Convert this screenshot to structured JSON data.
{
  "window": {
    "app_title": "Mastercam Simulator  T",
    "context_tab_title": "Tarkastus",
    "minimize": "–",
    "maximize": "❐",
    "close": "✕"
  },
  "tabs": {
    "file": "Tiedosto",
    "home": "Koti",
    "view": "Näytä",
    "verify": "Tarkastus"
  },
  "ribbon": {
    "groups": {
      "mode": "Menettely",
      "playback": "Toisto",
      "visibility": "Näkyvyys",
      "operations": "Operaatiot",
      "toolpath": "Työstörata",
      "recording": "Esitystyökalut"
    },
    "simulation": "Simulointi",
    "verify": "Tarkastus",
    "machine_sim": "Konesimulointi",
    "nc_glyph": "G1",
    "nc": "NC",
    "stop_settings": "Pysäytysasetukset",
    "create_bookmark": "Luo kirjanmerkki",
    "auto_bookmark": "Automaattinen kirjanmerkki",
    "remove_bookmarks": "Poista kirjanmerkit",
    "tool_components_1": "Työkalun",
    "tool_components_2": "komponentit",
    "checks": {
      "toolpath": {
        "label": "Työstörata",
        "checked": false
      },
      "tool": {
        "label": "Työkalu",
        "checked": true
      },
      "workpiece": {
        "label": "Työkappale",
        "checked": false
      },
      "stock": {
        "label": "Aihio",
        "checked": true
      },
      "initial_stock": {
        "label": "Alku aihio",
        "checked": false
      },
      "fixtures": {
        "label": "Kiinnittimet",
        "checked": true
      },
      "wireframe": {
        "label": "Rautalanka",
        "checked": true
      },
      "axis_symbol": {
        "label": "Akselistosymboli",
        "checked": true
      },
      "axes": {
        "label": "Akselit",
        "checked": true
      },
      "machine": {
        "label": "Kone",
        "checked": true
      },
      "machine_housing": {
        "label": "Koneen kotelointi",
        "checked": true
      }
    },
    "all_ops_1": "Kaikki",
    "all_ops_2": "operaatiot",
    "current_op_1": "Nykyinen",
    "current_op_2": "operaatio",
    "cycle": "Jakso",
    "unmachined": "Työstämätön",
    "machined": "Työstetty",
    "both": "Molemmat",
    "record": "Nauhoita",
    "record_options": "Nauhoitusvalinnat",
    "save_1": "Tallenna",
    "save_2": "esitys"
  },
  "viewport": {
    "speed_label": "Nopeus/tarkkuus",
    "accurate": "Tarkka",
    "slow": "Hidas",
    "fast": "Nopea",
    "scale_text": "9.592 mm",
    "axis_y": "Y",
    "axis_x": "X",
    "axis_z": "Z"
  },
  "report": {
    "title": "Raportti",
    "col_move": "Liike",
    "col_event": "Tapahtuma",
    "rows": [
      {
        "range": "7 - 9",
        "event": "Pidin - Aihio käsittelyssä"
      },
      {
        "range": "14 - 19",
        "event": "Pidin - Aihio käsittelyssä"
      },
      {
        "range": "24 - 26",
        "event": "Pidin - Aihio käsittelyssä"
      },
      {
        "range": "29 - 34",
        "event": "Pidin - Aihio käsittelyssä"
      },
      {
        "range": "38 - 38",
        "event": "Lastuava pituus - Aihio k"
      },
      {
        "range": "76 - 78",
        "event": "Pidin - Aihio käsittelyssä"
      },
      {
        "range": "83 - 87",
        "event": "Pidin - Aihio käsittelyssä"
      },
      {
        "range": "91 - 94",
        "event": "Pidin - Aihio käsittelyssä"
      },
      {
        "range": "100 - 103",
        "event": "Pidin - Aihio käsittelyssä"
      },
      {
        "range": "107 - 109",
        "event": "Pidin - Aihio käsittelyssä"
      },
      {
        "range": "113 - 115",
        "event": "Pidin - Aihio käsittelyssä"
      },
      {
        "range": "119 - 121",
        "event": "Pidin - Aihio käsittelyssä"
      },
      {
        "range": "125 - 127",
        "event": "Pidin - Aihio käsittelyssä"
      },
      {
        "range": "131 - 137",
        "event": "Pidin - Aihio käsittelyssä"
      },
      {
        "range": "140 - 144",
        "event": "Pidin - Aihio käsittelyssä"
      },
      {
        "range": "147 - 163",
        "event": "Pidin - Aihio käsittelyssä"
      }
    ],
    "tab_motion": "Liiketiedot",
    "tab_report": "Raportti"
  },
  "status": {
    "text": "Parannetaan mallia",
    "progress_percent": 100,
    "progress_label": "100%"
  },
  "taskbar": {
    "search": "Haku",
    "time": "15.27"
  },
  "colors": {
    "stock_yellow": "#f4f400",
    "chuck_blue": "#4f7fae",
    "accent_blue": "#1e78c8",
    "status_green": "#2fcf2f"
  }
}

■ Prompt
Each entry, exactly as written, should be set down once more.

■ Exercise output
Convert this screenshot to structured JSON data.
{
  "window": {
    "app_title": "Mastercam Simulator  T",
    "context_tab_title": "Tarkastus",
    "minimize": "–",
    "maximize": "❐",
    "close": "✕"
  },
  "tabs": {
    "file": "Tiedosto",
    "home": "Koti",
    "view": "Näytä",
    "verify": "Tarkastus"
  },
  "ribbon": {
    "groups": {
      "mode": "Menettely",
      "playback": "Toisto",
      "visibility": "Näkyvyys",
      "operations": "Operaatiot",
      "toolpath": "Työstörata",
      "recording": "Esitystyökalut"
    },
    "simulation": "Simulointi",
    "verify": "Tarkastus",
    "machine_sim": "Konesimulointi",
    "nc_glyph": "G1",
    "nc": "NC",
    "stop_settings": "Pysäytysasetukset",
    "create_bookmark": "Luo kirjanmerkki",
    "auto_bookmark": "Automaattinen kirjanmerkki",
    "remove_bookmarks": "Poista kirjanmerkit",
    "tool_components_1": "Työkalun",
    "tool_components_2": "komponentit",
    "checks": {
      "toolpath": {
        "label": "Työstörata",
        "checked": false
      },
      "tool": {
        "label": "Työkalu",
        "checked": true
      },
      "workpiece": {
        "label": "Työkappale",
        "checked": false
      },
      "stock": {
        "label": "Aihio",
        "checked": true
      },
      "initial_stock": {
        "label": "Alku aihio",
        "checked": false
      },
      "fixtures": {
        "label": "Kiinnittimet",
        "checked": true
      },
      "wireframe": {
        "label": "Rautalanka",
        "checked": true
      },
      "axis_symbol": {
        "label": "Akselistosymboli",
        "checked": true
      },
      "axes": {
        "label": "Akselit",
        "checked": true
      },
      "machine": {
        "label": "Kone",
        "checked": true
      },
      "machine_housing": {
        "label": "Koneen kotelointi",
        "checked": true
      }
    },
    "all_ops_1": "Kaikki",
    "all_ops_2": "operaatiot",
    "current_op_1": "Nykyinen",
    "current_op_2": "operaatio",
    "cycle": "Jakso",
    "unmachined": "Työstämätön",
    "machined": "Työstetty",
    "both": "Molemmat",
    "record": "Nauhoita",
    "record_options": "Nauhoitusvalinnat",
    "save_1": "Tallenna",
    "save_2": "esitys"
  },
  "viewport": {
    "speed_label": "Nopeus/tarkkuus",
    "accurate": "Tarkka",
    "slow": "Hidas",
    "fast": "Nopea",
    "scale_text": "9.592 mm",
    "axis_y": "Y",
    "axis_x": "X",
    "axis_z": "Z"
  },
  "report": {
    "title": "Raportti",
    "col_move": "Liike",
    "col_event": "Tapahtuma",
    "rows": [
      {
        "range": "7 - 9",
        "event": "Pidin - Aihio käsittelyssä"
      },
      {
        "range": "14 - 19",
        "event": "Pidin - Aihio käsittelyssä"
      },
      {
        "range": "24 - 26",
        "event": "Pidin - Aihio käsittelyssä"
      },
      {
        "range": "29 - 34",
        "event": "Pidin - Aihio käsittelyssä"
      },
      {
        "range": "38 - 38",
        "event": "Lastuava pituus - Aihio k"
      },
      {
        "range": "76 - 78",
        "event": "Pidin - Aihio käsittelyssä"
      },
      {
        "range": "83 - 87",
        "event": "Pidin - Aihio käsittelyssä"
      },
      {
        "range": "91 - 94",
        "event": "Pidin - Aihio käsittelyssä"
      },
      {
        "range": "100 - 103",
        "event": "Pidin - Aihio käsittelyssä"
      },
      {
        "range": "107 - 109",
        "event": "Pidin - Aihio käsittelyssä"
      },
      {
        "range": "113 - 115",
        "event": "Pidin - Aihio käsittelyssä"
      },
      {
        "range": "119 - 121",
        "event": "Pidin - Aihio käsittelyssä"
      },
      {
        "range": "125 - 127",
        "event": "Pidin - Aihio käsittelyssä"
      },
      {
        "range": "131 - 137",
        "event": "Pidin - Aihio käsittelyssä"
      },
      {
        "range": "140 - 144",
        "event": "Pidin - Aihio käsittelyssä"
      },
      {
        "range": "147 - 163",
        "event": "Pidin - Aihio käsittelyssä"
      }
    ],
    "tab_motion": "Liiketiedot",
    "tab_report": "Raportti"
  },
  "status": {
    "text": "Parannetaan mallia",
    "progress_percent": 100,
    "progress_label": "100%"
  },
  "taskbar": {
    "search": "Haku",
    "time": "15.27"
  },
  "colors": {
    "stock_yellow": "#f4f400",
    "chuck_blue": "#4f7fae",
    "accent_blue": "#1e78c8",
    "status_green": "#2fcf2f"
  }
}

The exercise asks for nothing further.